====== AVAILABLE DATA ======

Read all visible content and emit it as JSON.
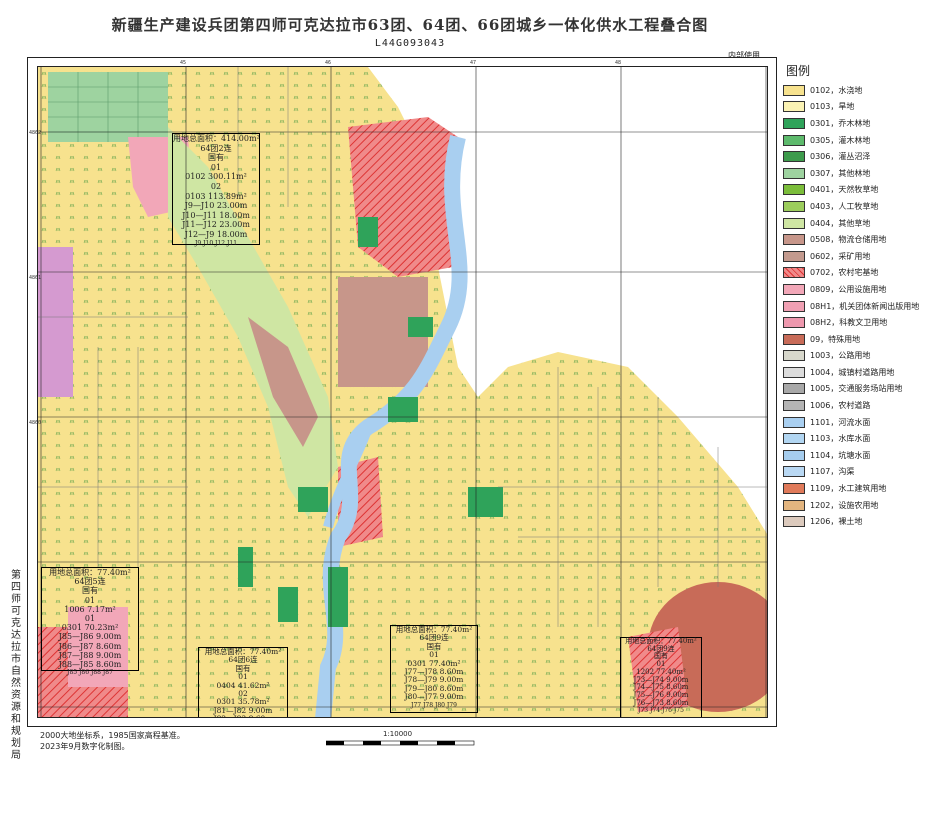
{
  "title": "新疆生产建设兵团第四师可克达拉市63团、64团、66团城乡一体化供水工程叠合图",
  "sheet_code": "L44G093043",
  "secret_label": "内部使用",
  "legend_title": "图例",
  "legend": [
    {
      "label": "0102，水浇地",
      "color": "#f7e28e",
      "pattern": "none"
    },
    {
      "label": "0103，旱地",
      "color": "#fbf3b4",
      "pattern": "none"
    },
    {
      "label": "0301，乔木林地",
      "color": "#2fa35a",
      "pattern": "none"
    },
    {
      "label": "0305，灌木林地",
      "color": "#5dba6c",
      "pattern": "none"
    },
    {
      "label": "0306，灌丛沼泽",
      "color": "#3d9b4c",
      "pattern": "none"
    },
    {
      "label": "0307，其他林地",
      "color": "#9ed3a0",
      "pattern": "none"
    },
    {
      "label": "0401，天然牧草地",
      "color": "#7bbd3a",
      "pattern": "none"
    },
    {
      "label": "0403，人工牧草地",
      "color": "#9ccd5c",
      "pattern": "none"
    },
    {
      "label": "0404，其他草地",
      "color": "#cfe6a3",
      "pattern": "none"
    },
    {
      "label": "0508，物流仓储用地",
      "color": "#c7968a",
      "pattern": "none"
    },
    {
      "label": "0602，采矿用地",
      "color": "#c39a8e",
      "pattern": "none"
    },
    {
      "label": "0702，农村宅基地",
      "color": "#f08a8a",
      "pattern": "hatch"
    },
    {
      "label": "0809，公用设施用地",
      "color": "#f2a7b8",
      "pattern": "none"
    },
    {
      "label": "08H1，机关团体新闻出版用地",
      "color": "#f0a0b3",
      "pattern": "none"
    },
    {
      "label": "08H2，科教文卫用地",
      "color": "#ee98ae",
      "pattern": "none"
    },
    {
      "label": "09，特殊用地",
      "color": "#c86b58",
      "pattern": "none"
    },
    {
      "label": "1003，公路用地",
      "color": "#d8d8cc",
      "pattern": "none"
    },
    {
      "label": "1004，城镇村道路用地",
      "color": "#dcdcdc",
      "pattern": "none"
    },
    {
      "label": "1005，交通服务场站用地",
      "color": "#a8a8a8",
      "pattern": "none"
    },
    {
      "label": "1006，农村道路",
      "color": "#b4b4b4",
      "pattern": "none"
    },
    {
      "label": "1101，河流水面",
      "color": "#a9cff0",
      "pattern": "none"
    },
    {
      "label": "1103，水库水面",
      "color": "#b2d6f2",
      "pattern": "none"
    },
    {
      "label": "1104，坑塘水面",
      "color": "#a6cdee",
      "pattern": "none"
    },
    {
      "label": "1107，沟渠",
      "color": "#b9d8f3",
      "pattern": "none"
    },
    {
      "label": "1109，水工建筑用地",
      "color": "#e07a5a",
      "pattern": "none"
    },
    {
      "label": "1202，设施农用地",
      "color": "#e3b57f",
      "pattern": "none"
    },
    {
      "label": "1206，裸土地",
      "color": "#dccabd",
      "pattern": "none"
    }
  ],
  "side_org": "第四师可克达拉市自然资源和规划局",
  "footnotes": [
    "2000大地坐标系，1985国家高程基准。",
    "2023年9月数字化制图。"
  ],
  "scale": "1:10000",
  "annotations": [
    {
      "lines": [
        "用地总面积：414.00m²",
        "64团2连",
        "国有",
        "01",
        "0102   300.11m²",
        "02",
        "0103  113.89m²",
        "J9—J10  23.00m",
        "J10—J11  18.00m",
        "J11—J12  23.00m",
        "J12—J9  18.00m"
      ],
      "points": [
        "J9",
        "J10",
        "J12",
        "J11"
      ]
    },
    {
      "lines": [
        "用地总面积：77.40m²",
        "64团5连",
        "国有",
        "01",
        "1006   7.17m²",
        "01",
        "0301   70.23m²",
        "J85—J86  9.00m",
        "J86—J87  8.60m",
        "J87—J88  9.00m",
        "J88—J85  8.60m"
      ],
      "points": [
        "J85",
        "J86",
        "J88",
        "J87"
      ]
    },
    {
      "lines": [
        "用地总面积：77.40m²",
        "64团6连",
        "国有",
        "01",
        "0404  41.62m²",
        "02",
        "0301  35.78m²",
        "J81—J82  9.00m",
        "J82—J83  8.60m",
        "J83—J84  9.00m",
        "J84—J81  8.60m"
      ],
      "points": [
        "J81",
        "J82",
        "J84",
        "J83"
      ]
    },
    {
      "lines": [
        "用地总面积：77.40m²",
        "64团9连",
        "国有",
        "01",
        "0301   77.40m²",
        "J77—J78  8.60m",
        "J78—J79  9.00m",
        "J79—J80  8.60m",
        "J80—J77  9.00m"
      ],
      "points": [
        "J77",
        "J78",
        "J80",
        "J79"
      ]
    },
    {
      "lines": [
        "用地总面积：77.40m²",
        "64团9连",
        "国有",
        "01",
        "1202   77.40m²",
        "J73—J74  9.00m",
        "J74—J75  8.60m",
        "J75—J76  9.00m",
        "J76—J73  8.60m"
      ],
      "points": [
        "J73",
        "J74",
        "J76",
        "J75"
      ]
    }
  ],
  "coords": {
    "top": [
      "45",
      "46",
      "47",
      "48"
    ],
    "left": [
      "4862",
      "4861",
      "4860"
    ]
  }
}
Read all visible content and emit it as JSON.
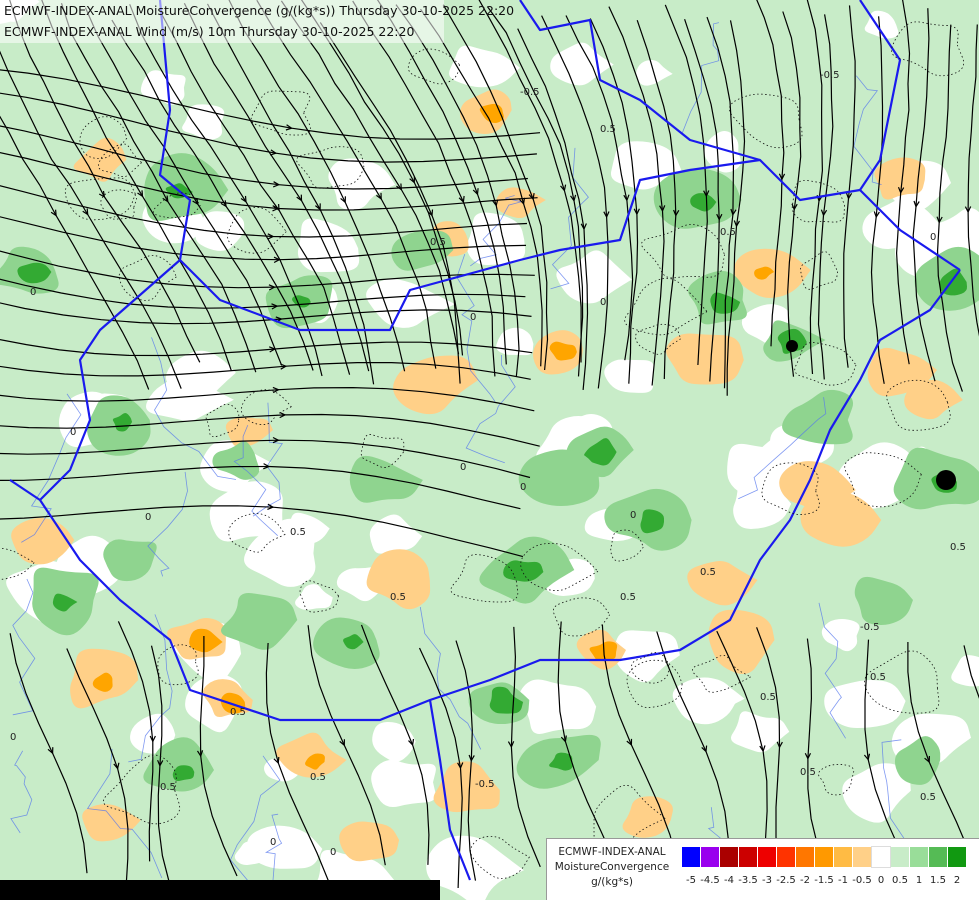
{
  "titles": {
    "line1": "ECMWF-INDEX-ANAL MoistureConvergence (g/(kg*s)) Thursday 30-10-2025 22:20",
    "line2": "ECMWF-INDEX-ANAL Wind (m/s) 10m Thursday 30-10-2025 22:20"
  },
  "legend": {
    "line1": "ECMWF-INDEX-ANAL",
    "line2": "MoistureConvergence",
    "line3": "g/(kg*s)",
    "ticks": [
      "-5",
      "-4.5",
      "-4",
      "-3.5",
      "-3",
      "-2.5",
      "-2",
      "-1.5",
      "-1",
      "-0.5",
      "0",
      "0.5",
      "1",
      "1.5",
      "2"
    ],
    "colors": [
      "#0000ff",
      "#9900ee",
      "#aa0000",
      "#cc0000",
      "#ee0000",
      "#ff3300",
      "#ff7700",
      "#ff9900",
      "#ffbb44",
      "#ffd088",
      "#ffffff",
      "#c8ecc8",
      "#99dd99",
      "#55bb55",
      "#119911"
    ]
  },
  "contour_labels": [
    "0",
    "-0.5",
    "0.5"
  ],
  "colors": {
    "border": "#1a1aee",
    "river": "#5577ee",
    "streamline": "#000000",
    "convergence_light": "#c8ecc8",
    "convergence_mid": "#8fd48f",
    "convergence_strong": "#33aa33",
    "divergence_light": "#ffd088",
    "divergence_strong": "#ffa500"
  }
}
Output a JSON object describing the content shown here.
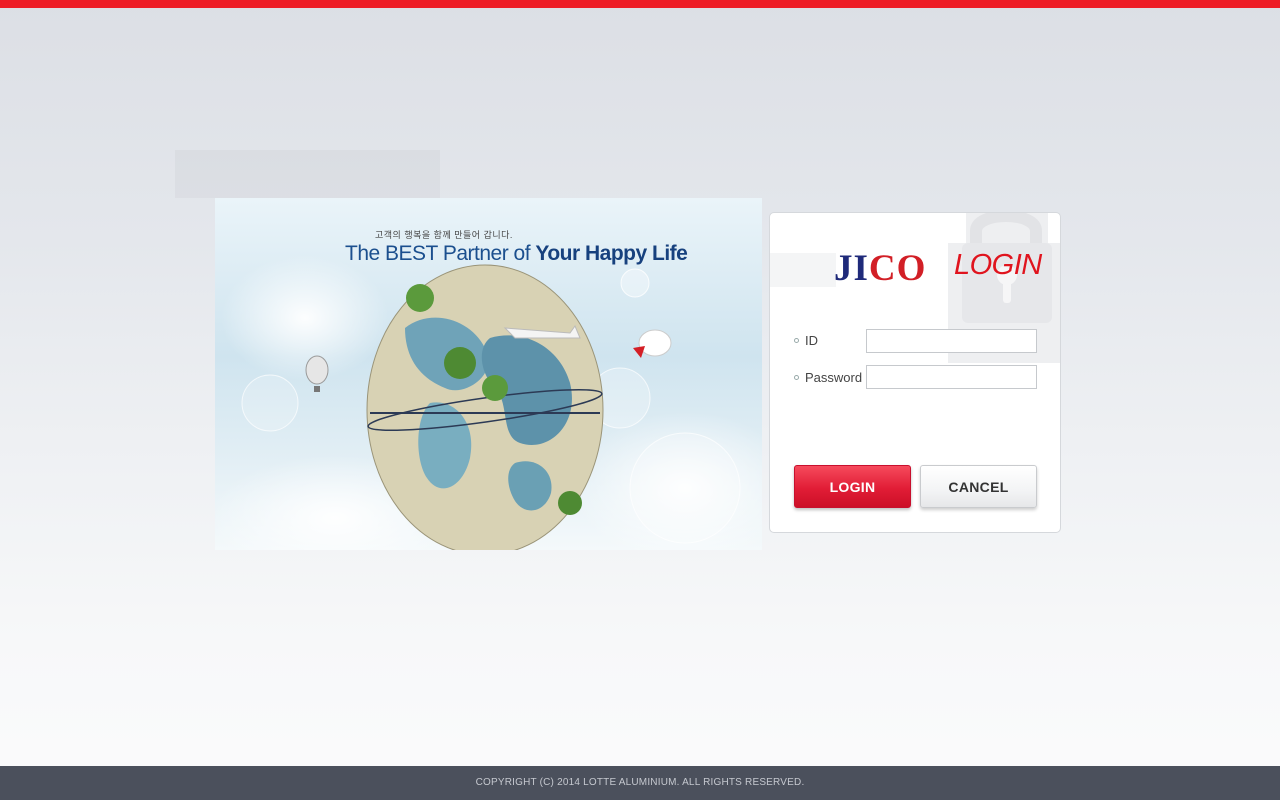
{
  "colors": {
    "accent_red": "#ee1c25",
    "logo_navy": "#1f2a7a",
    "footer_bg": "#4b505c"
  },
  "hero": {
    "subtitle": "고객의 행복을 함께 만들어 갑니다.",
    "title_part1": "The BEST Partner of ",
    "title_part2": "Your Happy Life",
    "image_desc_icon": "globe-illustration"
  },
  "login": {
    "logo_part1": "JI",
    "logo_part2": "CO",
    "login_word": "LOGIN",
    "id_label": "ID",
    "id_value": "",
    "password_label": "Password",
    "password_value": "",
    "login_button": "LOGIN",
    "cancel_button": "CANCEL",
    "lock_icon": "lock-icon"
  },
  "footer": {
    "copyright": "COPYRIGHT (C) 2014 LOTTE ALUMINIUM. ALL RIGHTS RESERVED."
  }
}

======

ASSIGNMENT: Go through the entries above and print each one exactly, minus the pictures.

EXERCISE SOLUTION:
Read all visible content and emit it as JSON.
{
  "title": "新疆生产建设兵团第四师可克达拉市63团、64团、66团城乡一体化供水工程叠合图",
  "sheet_code": "L44G093043",
  "secret_label": "内部使用",
  "legend_title": "图例",
  "legend": [
    {
      "label": "0102，水浇地",
      "color": "#f7e28e",
      "pattern": "none"
    },
    {
      "label": "0103，旱地",
      "color": "#fbf3b4",
      "pattern": "none"
    },
    {
      "label": "0301，乔木林地",
      "color": "#2fa35a",
      "pattern": "none"
    },
    {
      "label": "0305，灌木林地",
      "color": "#5dba6c",
      "pattern": "none"
    },
    {
      "label": "0306，灌丛沼泽",
      "color": "#3d9b4c",
      "pattern": "none"
    },
    {
      "label": "0307，其他林地",
      "color": "#9ed3a0",
      "pattern": "none"
    },
    {
      "label": "0401，天然牧草地",
      "color": "#7bbd3a",
      "pattern": "none"
    },
    {
      "label": "0403，人工牧草地",
      "color": "#9ccd5c",
      "pattern": "none"
    },
    {
      "label": "0404，其他草地",
      "color": "#cfe6a3",
      "pattern": "none"
    },
    {
      "label": "0508，物流仓储用地",
      "color": "#c7968a",
      "pattern": "none"
    },
    {
      "label": "0602，采矿用地",
      "color": "#c39a8e",
      "pattern": "none"
    },
    {
      "label": "0702，农村宅基地",
      "color": "#f08a8a",
      "pattern": "hatch"
    },
    {
      "label": "0809，公用设施用地",
      "color": "#f2a7b8",
      "pattern": "none"
    },
    {
      "label": "08H1，机关团体新闻出版用地",
      "color": "#f0a0b3",
      "pattern": "none"
    },
    {
      "label": "08H2，科教文卫用地",
      "color": "#ee98ae",
      "pattern": "none"
    },
    {
      "label": "09，特殊用地",
      "color": "#c86b58",
      "pattern": "none"
    },
    {
      "label": "1003，公路用地",
      "color": "#d8d8cc",
      "pattern": "none"
    },
    {
      "label": "1004，城镇村道路用地",
      "color": "#dcdcdc",
      "pattern": "none"
    },
    {
      "label": "1005，交通服务场站用地",
      "color": "#a8a8a8",
      "pattern": "none"
    },
    {
      "label": "1006，农村道路",
      "color": "#b4b4b4",
      "pattern": "none"
    },
    {
      "label": "1101，河流水面",
      "color": "#a9cff0",
      "pattern": "none"
    },
    {
      "label": "1103，水库水面",
      "color": "#b2d6f2",
      "pattern": "none"
    },
    {
      "label": "1104，坑塘水面",
      "color": "#a6cdee",
      "pattern": "none"
    },
    {
      "label": "1107，沟渠",
      "color": "#b9d8f3",
      "pattern": "none"
    },
    {
      "label": "1109，水工建筑用地",
      "color": "#e07a5a",
      "pattern": "none"
    },
    {
      "label": "1202，设施农用地",
      "color": "#e3b57f",
      "pattern": "none"
    },
    {
      "label": "1206，裸土地",
      "color": "#dccabd",
      "pattern": "none"
    }
  ],
  "side_org": "第四师可克达拉市自然资源和规划局",
  "footnotes": [
    "2000大地坐标系，1985国家高程基准。",
    "2023年9月数字化制图。"
  ],
  "scale": "1:10000",
  "annotations": [
    {
      "lines": [
        "用地总面积：414.00m²",
        "64团2连",
        "国有",
        "01",
        "0102   300.11m²",
        "02",
        "0103  113.89m²",
        "J9—J10  23.00m",
        "J10—J11  18.00m",
        "J11—J12  23.00m",
        "J12—J9  18.00m"
      ],
      "points": [
        "J9",
        "J10",
        "J12",
        "J11"
      ]
    },
    {
      "lines": [
        "用地总面积：77.40m²",
        "64团5连",
        "国有",
        "01",
        "1006   7.17m²",
        "01",
        "0301   70.23m²",
        "J85—J86  9.00m",
        "J86—J87  8.60m",
        "J87—J88  9.00m",
        "J88—J85  8.60m"
      ],
      "points": [
        "J85",
        "J86",
        "J88",
        "J87"
      ]
    },
    {
      "lines": [
        "用地总面积：77.40m²",
        "64团6连",
        "国有",
        "01",
        "0404  41.62m²",
        "02",
        "0301  35.78m²",
        "J81—J82  9.00m",
        "J82—J83  8.60m",
        "J83—J84  9.00m",
        "J84—J81  8.60m"
      ],
      "points": [
        "J81",
        "J82",
        "J84",
        "J83"
      ]
    },
    {
      "lines": [
        "用地总面积：77.40m²",
        "64团9连",
        "国有",
        "01",
        "0301   77.40m²",
        "J77—J78  8.60m",
        "J78—J79  9.00m",
        "J79—J80  8.60m",
        "J80—J77  9.00m"
      ],
      "points": [
        "J77",
        "J78",
        "J80",
        "J79"
      ]
    },
    {
      "lines": [
        "用地总面积：77.40m²",
        "64团9连",
        "国有",
        "01",
        "1202   77.40m²",
        "J73—J74  9.00m",
        "J74—J75  8.60m",
        "J75—J76  9.00m",
        "J76—J73  8.60m"
      ],
      "points": [
        "J73",
        "J74",
        "J76",
        "J75"
      ]
    }
  ],
  "coords": {
    "top": [
      "45",
      "46",
      "47",
      "48"
    ],
    "left": [
      "4862",
      "4861",
      "4860"
    ]
  }
}
Read all visible content and emit it as JSON.
{
  "titles": {
    "line1": "ECMWF-INDEX-ANAL MoistureConvergence (g/(kg*s)) Thursday 30-10-2025 22:20",
    "line2": "ECMWF-INDEX-ANAL Wind (m/s) 10m Thursday 30-10-2025 22:20"
  },
  "legend": {
    "line1": "ECMWF-INDEX-ANAL",
    "line2": "MoistureConvergence",
    "line3": "g/(kg*s)",
    "ticks": [
      "-5",
      "-4.5",
      "-4",
      "-3.5",
      "-3",
      "-2.5",
      "-2",
      "-1.5",
      "-1",
      "-0.5",
      "0",
      "0.5",
      "1",
      "1.5",
      "2"
    ],
    "colors": [
      "#0000ff",
      "#9900ee",
      "#aa0000",
      "#cc0000",
      "#ee0000",
      "#ff3300",
      "#ff7700",
      "#ff9900",
      "#ffbb44",
      "#ffd088",
      "#ffffff",
      "#c8ecc8",
      "#99dd99",
      "#55bb55",
      "#119911"
    ]
  },
  "contour_labels": [
    "0",
    "-0.5",
    "0.5"
  ],
  "colors": {
    "border": "#1a1aee",
    "river": "#5577ee",
    "streamline": "#000000",
    "convergence_light": "#c8ecc8",
    "convergence_mid": "#8fd48f",
    "convergence_strong": "#33aa33",
    "divergence_light": "#ffd088",
    "divergence_strong": "#ffa500"
  }
}
Output a JSON object describing the content shown here.
{
  "colors": {
    "accent_red": "#ee1c25",
    "logo_navy": "#1f2a7a",
    "footer_bg": "#4b505c"
  },
  "hero": {
    "subtitle": "고객의 행복을 함께 만들어 갑니다.",
    "title_part1": "The BEST Partner of ",
    "title_part2": "Your Happy Life",
    "image_desc_icon": "globe-illustration"
  },
  "login": {
    "logo_part1": "JI",
    "logo_part2": "CO",
    "login_word": "LOGIN",
    "id_label": "ID",
    "id_value": "",
    "password_label": "Password",
    "password_value": "",
    "login_button": "LOGIN",
    "cancel_button": "CANCEL",
    "lock_icon": "lock-icon"
  },
  "footer": {
    "copyright": "COPYRIGHT (C) 2014 LOTTE ALUMINIUM. ALL RIGHTS RESERVED."
  }
}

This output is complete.